* _Extracted information_

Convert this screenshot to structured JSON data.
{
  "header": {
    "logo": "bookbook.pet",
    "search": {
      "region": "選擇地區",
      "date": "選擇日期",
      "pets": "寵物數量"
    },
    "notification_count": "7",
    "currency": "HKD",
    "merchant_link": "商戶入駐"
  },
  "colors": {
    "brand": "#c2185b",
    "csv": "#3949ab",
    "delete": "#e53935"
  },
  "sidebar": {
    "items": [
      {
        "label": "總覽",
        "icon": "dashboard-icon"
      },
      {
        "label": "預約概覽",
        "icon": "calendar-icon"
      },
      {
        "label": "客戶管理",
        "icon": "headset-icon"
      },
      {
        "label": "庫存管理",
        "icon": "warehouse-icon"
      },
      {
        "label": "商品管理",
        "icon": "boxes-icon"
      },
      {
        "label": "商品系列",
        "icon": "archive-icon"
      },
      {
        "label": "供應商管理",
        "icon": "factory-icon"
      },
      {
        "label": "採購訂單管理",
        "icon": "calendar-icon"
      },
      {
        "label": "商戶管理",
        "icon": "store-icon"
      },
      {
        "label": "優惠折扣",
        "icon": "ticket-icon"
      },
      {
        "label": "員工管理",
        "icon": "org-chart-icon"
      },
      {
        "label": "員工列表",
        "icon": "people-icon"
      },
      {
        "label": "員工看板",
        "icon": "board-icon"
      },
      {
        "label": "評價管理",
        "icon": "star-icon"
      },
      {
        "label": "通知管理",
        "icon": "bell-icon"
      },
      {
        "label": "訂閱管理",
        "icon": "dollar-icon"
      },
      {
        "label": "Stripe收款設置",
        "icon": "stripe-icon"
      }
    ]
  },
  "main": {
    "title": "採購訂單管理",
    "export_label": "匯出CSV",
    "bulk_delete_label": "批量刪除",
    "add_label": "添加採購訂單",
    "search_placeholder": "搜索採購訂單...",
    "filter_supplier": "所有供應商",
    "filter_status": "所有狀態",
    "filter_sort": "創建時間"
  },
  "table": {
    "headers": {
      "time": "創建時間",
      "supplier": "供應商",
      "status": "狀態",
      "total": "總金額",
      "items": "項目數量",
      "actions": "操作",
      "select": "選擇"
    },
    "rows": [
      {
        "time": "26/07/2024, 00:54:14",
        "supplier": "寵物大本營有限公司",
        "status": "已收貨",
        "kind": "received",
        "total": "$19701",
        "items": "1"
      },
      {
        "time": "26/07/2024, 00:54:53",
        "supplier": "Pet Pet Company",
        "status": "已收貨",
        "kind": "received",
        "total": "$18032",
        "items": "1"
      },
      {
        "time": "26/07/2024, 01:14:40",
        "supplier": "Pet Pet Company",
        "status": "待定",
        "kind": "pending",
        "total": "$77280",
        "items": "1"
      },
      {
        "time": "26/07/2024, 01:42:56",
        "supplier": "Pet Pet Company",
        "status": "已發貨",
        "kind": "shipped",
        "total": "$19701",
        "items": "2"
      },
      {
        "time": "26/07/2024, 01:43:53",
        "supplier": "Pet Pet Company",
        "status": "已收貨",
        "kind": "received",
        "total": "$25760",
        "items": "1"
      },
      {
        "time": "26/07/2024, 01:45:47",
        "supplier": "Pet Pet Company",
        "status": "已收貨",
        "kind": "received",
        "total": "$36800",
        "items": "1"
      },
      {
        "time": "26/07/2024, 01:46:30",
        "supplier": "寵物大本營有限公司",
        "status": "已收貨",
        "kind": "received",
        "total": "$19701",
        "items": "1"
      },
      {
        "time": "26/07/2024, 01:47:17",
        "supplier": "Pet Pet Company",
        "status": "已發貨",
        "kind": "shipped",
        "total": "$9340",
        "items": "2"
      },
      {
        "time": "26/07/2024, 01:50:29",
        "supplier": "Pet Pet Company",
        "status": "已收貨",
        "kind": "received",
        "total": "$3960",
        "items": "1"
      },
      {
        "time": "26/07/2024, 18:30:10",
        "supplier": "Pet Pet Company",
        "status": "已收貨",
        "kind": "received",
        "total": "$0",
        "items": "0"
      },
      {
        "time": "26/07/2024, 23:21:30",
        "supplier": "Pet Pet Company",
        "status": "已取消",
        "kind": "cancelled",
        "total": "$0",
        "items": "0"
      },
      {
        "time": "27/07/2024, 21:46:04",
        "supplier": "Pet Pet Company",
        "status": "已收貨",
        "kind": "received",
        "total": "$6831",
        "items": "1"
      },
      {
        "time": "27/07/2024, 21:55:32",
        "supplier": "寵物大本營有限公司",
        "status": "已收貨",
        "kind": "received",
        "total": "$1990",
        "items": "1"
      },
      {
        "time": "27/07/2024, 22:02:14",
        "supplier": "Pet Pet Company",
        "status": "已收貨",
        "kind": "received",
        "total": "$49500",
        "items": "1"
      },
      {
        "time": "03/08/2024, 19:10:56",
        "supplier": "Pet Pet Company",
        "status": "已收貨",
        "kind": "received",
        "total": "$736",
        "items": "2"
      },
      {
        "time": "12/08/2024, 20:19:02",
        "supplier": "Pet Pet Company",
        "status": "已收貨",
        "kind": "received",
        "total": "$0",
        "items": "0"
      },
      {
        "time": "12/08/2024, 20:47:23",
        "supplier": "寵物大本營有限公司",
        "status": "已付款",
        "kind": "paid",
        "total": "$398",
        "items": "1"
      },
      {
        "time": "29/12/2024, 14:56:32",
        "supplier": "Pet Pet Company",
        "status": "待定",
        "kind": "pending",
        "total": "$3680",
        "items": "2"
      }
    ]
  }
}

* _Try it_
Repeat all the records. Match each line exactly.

* _Worked solution_
Convert this screenshot to structured JSON data.
{
  "header": {
    "logo": "bookbook.pet",
    "search": {
      "region": "選擇地區",
      "date": "選擇日期",
      "pets": "寵物數量"
    },
    "notification_count": "7",
    "currency": "HKD",
    "merchant_link": "商戶入駐"
  },
  "colors": {
    "brand": "#c2185b",
    "csv": "#3949ab",
    "delete": "#e53935"
  },
  "sidebar": {
    "items": [
      {
        "label": "總覽",
        "icon": "dashboard-icon"
      },
      {
        "label": "預約概覽",
        "icon": "calendar-icon"
      },
      {
        "label": "客戶管理",
        "icon": "headset-icon"
      },
      {
        "label": "庫存管理",
        "icon": "warehouse-icon"
      },
      {
        "label": "商品管理",
        "icon": "boxes-icon"
      },
      {
        "label": "商品系列",
        "icon": "archive-icon"
      },
      {
        "label": "供應商管理",
        "icon": "factory-icon"
      },
      {
        "label": "採購訂單管理",
        "icon": "calendar-icon"
      },
      {
        "label": "商戶管理",
        "icon": "store-icon"
      },
      {
        "label": "優惠折扣",
        "icon": "ticket-icon"
      },
      {
        "label": "員工管理",
        "icon": "org-chart-icon"
      },
      {
        "label": "員工列表",
        "icon": "people-icon"
      },
      {
        "label": "員工看板",
        "icon": "board-icon"
      },
      {
        "label": "評價管理",
        "icon": "star-icon"
      },
      {
        "label": "通知管理",
        "icon": "bell-icon"
      },
      {
        "label": "訂閱管理",
        "icon": "dollar-icon"
      },
      {
        "label": "Stripe收款設置",
        "icon": "stripe-icon"
      }
    ]
  },
  "main": {
    "title": "採購訂單管理",
    "export_label": "匯出CSV",
    "bulk_delete_label": "批量刪除",
    "add_label": "添加採購訂單",
    "search_placeholder": "搜索採購訂單...",
    "filter_supplier": "所有供應商",
    "filter_status": "所有狀態",
    "filter_sort": "創建時間"
  },
  "table": {
    "headers": {
      "time": "創建時間",
      "supplier": "供應商",
      "status": "狀態",
      "total": "總金額",
      "items": "項目數量",
      "actions": "操作",
      "select": "選擇"
    },
    "rows": [
      {
        "time": "26/07/2024, 00:54:14",
        "supplier": "寵物大本營有限公司",
        "status": "已收貨",
        "kind": "received",
        "total": "$19701",
        "items": "1"
      },
      {
        "time": "26/07/2024, 00:54:53",
        "supplier": "Pet Pet Company",
        "status": "已收貨",
        "kind": "received",
        "total": "$18032",
        "items": "1"
      },
      {
        "time": "26/07/2024, 01:14:40",
        "supplier": "Pet Pet Company",
        "status": "待定",
        "kind": "pending",
        "total": "$77280",
        "items": "1"
      },
      {
        "time": "26/07/2024, 01:42:56",
        "supplier": "Pet Pet Company",
        "status": "已發貨",
        "kind": "shipped",
        "total": "$19701",
        "items": "2"
      },
      {
        "time": "26/07/2024, 01:43:53",
        "supplier": "Pet Pet Company",
        "status": "已收貨",
        "kind": "received",
        "total": "$25760",
        "items": "1"
      },
      {
        "time": "26/07/2024, 01:45:47",
        "supplier": "Pet Pet Company",
        "status": "已收貨",
        "kind": "received",
        "total": "$36800",
        "items": "1"
      },
      {
        "time": "26/07/2024, 01:46:30",
        "supplier": "寵物大本營有限公司",
        "status": "已收貨",
        "kind": "received",
        "total": "$19701",
        "items": "1"
      },
      {
        "time": "26/07/2024, 01:47:17",
        "supplier": "Pet Pet Company",
        "status": "已發貨",
        "kind": "shipped",
        "total": "$9340",
        "items": "2"
      },
      {
        "time": "26/07/2024, 01:50:29",
        "supplier": "Pet Pet Company",
        "status": "已收貨",
        "kind": "received",
        "total": "$3960",
        "items": "1"
      },
      {
        "time": "26/07/2024, 18:30:10",
        "supplier": "Pet Pet Company",
        "status": "已收貨",
        "kind": "received",
        "total": "$0",
        "items": "0"
      },
      {
        "time": "26/07/2024, 23:21:30",
        "supplier": "Pet Pet Company",
        "status": "已取消",
        "kind": "cancelled",
        "total": "$0",
        "items": "0"
      },
      {
        "time": "27/07/2024, 21:46:04",
        "supplier": "Pet Pet Company",
        "status": "已收貨",
        "kind": "received",
        "total": "$6831",
        "items": "1"
      },
      {
        "time": "27/07/2024, 21:55:32",
        "supplier": "寵物大本營有限公司",
        "status": "已收貨",
        "kind": "received",
        "total": "$1990",
        "items": "1"
      },
      {
        "time": "27/07/2024, 22:02:14",
        "supplier": "Pet Pet Company",
        "status": "已收貨",
        "kind": "received",
        "total": "$49500",
        "items": "1"
      },
      {
        "time": "03/08/2024, 19:10:56",
        "supplier": "Pet Pet Company",
        "status": "已收貨",
        "kind": "received",
        "total": "$736",
        "items": "2"
      },
      {
        "time": "12/08/2024, 20:19:02",
        "supplier": "Pet Pet Company",
        "status": "已收貨",
        "kind": "received",
        "total": "$0",
        "items": "0"
      },
      {
        "time": "12/08/2024, 20:47:23",
        "supplier": "寵物大本營有限公司",
        "status": "已付款",
        "kind": "paid",
        "total": "$398",
        "items": "1"
      },
      {
        "time": "29/12/2024, 14:56:32",
        "supplier": "Pet Pet Company",
        "status": "待定",
        "kind": "pending",
        "total": "$3680",
        "items": "2"
      }
    ]
  }
}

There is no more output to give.